◆ Exercise goal
Each line of the data that mentions the string "Administrator" needs to be identified and copied.

◆ Material for the task

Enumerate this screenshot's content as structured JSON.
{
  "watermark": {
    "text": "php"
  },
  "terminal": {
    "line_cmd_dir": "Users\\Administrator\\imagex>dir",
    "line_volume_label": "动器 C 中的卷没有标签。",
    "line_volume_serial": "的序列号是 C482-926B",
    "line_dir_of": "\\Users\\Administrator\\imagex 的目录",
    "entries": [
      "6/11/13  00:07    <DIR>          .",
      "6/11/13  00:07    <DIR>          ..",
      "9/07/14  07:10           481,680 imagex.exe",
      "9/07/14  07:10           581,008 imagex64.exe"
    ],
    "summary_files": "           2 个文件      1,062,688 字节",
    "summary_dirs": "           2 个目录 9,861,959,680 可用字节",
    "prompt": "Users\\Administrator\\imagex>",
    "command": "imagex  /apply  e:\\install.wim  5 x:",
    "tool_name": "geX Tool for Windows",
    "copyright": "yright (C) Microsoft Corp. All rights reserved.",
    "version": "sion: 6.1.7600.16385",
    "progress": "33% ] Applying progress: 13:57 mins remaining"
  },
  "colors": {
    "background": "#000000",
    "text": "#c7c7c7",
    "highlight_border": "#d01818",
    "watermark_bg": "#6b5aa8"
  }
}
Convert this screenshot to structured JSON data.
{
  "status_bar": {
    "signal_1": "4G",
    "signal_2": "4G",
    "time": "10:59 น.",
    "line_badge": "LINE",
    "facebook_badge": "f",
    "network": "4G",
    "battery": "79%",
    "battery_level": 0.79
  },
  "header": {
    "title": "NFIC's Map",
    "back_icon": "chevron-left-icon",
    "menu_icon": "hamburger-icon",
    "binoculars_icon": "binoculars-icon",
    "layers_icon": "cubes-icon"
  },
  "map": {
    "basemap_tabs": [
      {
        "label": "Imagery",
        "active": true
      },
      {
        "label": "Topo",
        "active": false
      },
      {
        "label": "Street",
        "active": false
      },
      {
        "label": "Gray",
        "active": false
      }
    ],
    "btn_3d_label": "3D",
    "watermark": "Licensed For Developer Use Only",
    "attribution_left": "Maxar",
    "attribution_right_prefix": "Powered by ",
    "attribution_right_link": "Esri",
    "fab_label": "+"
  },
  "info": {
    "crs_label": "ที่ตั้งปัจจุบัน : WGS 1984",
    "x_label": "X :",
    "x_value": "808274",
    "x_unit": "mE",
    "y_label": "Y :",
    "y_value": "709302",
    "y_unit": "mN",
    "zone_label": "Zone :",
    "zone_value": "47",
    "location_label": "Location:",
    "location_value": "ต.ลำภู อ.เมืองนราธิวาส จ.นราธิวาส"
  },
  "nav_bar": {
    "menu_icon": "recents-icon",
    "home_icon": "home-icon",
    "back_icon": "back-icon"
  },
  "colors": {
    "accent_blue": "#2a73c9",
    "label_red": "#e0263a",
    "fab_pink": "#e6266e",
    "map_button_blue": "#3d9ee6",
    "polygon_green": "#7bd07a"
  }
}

◆ Problem solution
    "line_cmd_dir": "Users\\Administrator\\imagex>dir",
    "line_dir_of": "\\Users\\Administrator\\imagex 的目录",
    "prompt": "Users\\Administrator\\imagex>",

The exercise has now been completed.